Kurds Advance on ISIS's 'Capital'

Day after seizing strategic military base, YPG captures key town and continues pushing back ISIS while approaching their 'capital.'

Arutz Sheva Staff,

Kurdish Peshmerga forces in Iraq (file)
Kurdish Peshmerga forces in Iraq (file)

Syrian Kurds and allied rebels advanced against the Islamic State (ISIS) group on Tuesday, capturing a strategic town a day after seizing a base from the jihadists near their Raqa bastion.

A spokesman for the Kurdish People's Protection Units (YPG) and a Britain-based monitor said the anti-ISIS forces had taken Ain Issa on Tuesday, after capturing the nearby Brigade 93 base overnight.

"In the last few moments, Ain Issa has come under our full control, along with dozens of villages in the surrounding area," YPG spokesman Redur Khalil told AFP.

The Syrian Observatory for Human Rights, a Britain-based monitor, said ISIS forces had withdrawn from the town and YPG and rebel forces were now sweeping it to clear mines laid by the jihadists.

Ain Issa's fall comes after ISIS ceded control of the Brigade 93 base on Monday night and the border town of Tal Abyad more than a week ago.

Ain Issa and Brigade 93 are around 55 kilometers (35 miles) north of Raqa, the de facto capital of ISIS's self-declared Islamic "caliphate" in Syria and Iraq.

They both lie on a main highway that runs between Kurdish-held territory in Aleppo province to the west and Hasakeh province to the east.

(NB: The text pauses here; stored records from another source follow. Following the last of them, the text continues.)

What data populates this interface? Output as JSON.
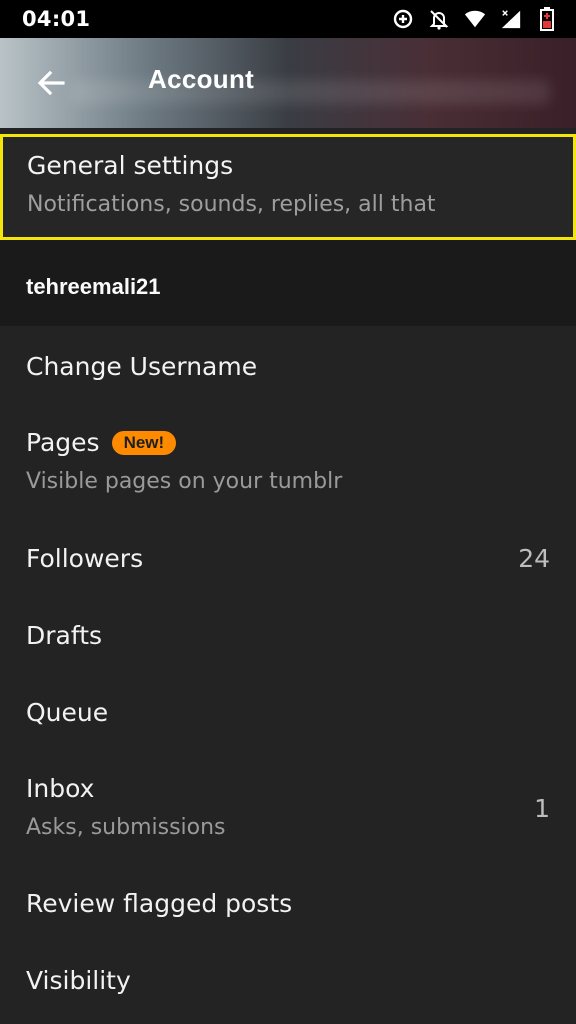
{
  "status_bar": {
    "time": "04:01",
    "icons": [
      "data-saver-icon",
      "notifications-off-icon",
      "wifi-icon",
      "signal-icon",
      "battery-icon"
    ]
  },
  "header": {
    "title": "Account",
    "back_icon": "arrow-left-icon"
  },
  "general_settings": {
    "title": "General settings",
    "subtitle": "Notifications, sounds, replies, all that",
    "highlight_color": "#f5e60a"
  },
  "blog": {
    "username": "tehreemali21"
  },
  "menu": {
    "change_username": "Change Username",
    "pages": {
      "label": "Pages",
      "badge": "New!",
      "subtitle": "Visible pages on your tumblr"
    },
    "followers": {
      "label": "Followers",
      "count": "24"
    },
    "drafts": "Drafts",
    "queue": "Queue",
    "inbox": {
      "label": "Inbox",
      "subtitle": "Asks, submissions",
      "count": "1"
    },
    "review_flagged": "Review flagged posts",
    "visibility": "Visibility"
  },
  "colors": {
    "background": "#232323",
    "badge": "#ff8a00"
  }
}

The same route links territory held by the Islamic State group in Aleppo and Hasakeh provinces.

"It's also a defense line for Raqa," said Mutlu Civiroglu, a Kurdish affairs analyst. "Considering that Raqa is a sort of capital of the 'caliphate,' it creates a lot of pressure on ISIS."

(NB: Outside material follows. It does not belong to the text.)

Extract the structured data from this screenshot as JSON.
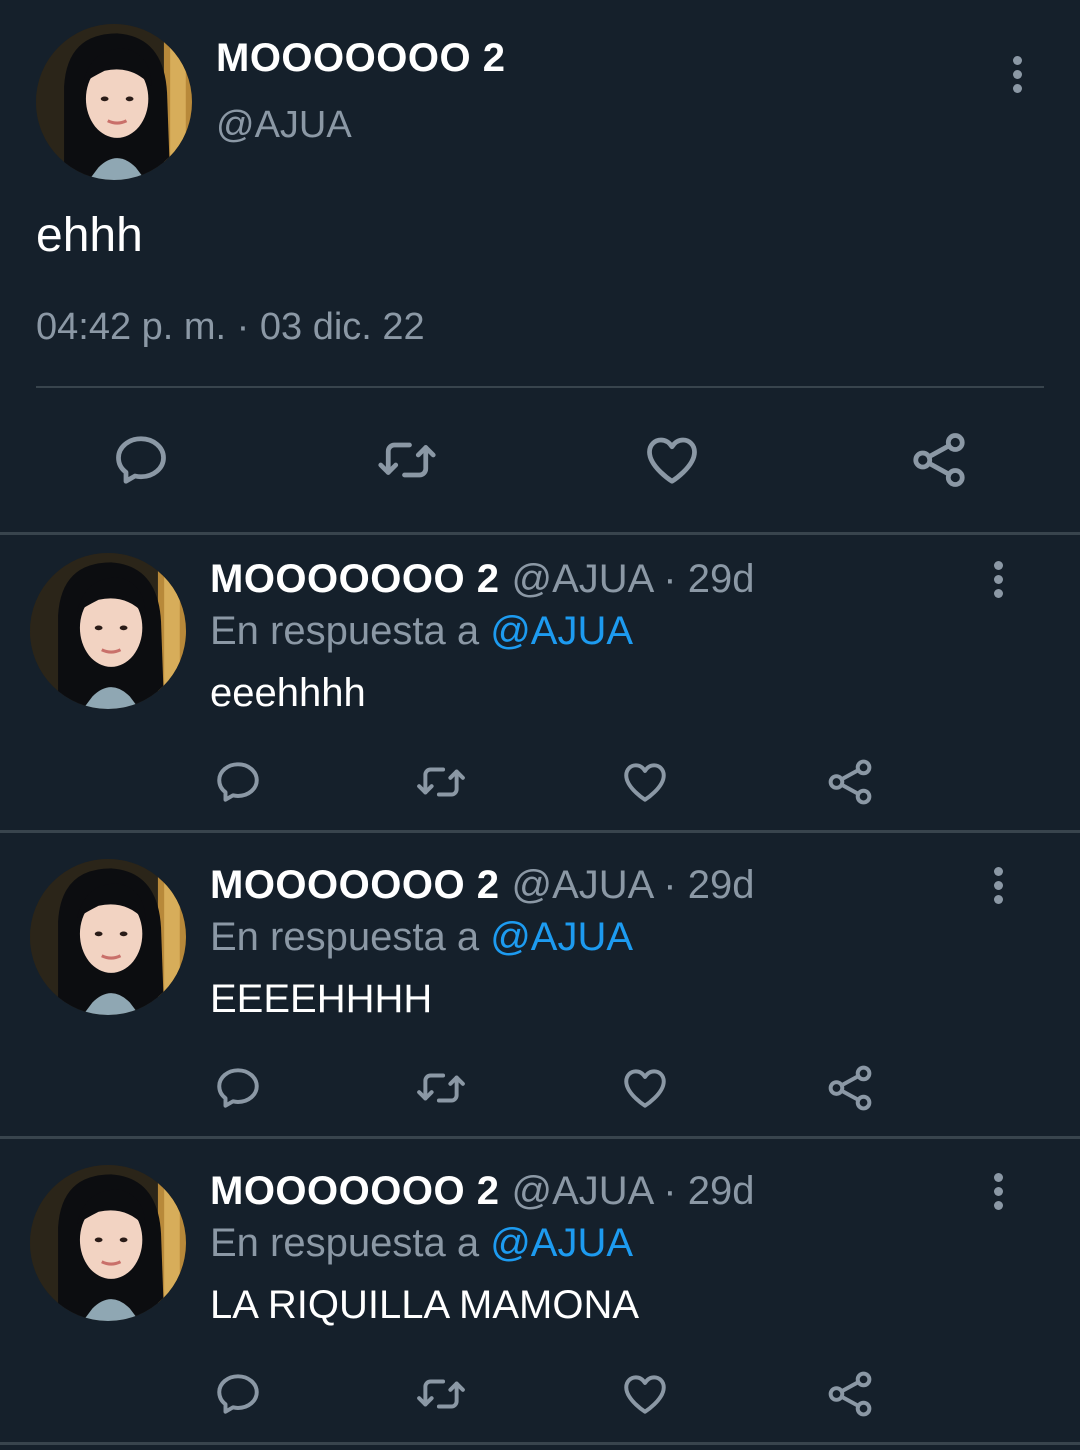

ISIS "pushed back"

The YPG-rebel advance has been backed by air power from the US-led coalition fighting ISIS, with the Observatory saying at least 26 jihadists were killed in international strikes in and around Ain Issa on Monday.

"ISIS's defense lines have now been pushed back to the outskirts of Raqa city because the area between Raqa and Ain Issa is militarily weak and they have no fortifications in that area, which is mostly open plains," Observatory chief Rami Abdel Rahman said.

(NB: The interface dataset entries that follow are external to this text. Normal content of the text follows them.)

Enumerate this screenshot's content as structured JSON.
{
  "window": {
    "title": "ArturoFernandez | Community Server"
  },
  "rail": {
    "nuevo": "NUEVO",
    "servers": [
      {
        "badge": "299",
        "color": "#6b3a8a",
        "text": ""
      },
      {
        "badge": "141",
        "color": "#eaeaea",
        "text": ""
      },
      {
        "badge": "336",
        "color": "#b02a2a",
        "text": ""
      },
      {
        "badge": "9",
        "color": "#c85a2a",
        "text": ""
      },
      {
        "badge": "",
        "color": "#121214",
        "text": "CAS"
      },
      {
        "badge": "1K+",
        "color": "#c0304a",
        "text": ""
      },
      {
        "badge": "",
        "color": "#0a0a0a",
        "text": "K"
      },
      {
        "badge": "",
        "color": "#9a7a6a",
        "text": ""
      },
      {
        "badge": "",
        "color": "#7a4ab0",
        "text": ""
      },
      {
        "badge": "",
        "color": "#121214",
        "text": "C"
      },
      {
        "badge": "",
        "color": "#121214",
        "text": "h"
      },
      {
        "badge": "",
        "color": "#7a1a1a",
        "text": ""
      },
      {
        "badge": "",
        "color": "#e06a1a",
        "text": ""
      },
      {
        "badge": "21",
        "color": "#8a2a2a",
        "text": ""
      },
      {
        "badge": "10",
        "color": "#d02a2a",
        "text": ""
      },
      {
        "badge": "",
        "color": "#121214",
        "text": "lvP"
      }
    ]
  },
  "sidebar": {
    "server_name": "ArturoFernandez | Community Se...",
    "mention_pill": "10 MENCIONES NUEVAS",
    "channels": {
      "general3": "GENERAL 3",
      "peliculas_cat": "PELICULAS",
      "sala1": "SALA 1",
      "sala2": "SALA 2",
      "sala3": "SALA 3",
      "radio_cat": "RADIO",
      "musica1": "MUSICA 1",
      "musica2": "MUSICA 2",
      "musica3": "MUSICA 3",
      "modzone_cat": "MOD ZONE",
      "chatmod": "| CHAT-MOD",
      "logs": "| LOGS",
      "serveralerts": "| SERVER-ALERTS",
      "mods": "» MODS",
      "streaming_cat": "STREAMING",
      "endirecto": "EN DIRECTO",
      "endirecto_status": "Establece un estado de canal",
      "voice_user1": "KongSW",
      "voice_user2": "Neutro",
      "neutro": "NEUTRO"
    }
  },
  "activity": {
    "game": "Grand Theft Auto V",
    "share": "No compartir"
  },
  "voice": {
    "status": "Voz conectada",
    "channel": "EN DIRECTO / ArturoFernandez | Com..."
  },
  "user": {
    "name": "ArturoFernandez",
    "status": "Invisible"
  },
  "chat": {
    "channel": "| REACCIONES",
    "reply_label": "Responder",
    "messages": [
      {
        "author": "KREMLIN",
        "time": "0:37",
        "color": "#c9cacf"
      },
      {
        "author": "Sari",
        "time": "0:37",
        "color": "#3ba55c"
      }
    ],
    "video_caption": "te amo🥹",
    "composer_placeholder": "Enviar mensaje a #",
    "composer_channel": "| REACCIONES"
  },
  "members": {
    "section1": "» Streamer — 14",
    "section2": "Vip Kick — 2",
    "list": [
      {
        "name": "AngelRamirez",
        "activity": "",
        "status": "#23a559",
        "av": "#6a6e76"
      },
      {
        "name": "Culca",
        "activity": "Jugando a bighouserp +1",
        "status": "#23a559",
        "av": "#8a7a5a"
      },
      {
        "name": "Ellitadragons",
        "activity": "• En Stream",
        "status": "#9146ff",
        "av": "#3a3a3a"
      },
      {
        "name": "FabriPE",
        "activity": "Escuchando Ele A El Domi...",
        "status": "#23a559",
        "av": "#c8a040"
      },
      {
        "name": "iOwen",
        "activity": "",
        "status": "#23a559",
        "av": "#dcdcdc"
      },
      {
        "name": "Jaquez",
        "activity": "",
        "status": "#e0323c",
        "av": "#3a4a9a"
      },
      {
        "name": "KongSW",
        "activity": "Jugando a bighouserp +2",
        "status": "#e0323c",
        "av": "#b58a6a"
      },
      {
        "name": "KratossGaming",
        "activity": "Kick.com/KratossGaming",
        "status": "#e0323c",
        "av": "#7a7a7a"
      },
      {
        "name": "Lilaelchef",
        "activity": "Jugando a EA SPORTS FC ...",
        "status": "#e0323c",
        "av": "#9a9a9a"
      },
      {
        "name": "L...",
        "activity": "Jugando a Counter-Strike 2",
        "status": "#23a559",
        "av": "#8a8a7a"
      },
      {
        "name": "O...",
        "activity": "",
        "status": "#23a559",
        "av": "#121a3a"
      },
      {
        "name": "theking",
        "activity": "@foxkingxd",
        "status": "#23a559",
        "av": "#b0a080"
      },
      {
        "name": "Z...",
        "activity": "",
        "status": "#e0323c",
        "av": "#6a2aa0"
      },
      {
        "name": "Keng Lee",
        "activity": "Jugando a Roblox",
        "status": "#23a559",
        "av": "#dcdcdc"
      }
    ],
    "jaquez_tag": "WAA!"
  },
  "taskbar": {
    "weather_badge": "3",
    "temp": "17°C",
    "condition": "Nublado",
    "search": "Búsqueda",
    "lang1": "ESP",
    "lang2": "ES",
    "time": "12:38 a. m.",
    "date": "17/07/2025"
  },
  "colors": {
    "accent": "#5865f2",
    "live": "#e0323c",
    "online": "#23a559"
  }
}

The advance is the latest success for YPG forces and their rebel allies, helped by US-led air strikes.

On June 16, they captured Tal Abyad on the Turkish border, which had served as a key conduit for ISIS bringing in fighters and weapons and exporting black market oil.

Kurdish forces have been chipping away at ISIS territory in the northern Raqa province for months, after successfully repelling a fierce attack by the jihadists on the border town of Kobane in January.

The YPG has emerged as "arguably the most effective fighting force against ISIS in Syria," analyst Sirwan Kajjo said after the capture of Tal Abyad.

"They are well-organized, disciplined and are big believers in their cause."

ISIS destroys mausoleums

Khalil declined to comment on where the anti-ISIS fighters would focus their attention next, but suggested an operation against Raqa was unlikely in the short-term.

"Raqa is much further away, and well-defended, it would require significant forces and weapons," he said.

Civiroglu too said any offensive against Raqa would require lengthy planning and an upgrade to the weapons available to the YPG and its allies.

"I don't see that Raqa is the next target. For now they want to consolidate their hold on Tal Abyad and the area around it," he said.

Syria's antiquities chief meanwhile confirmed ISIS had destroyed two ancient religious mausoleums in the old city of Palmyra.

Maamoun Abdulkarim said the extremists had blown up the tombs of Mohamed bin Ali and Nizar Abu Bahaaeddine, two Muslim figures.

The jihadists consider tombstones and mausoleums to be a violation of their strict interpretation of Islamic law, and have regularly destroyed both in areas they control.

AFP contributed to this report.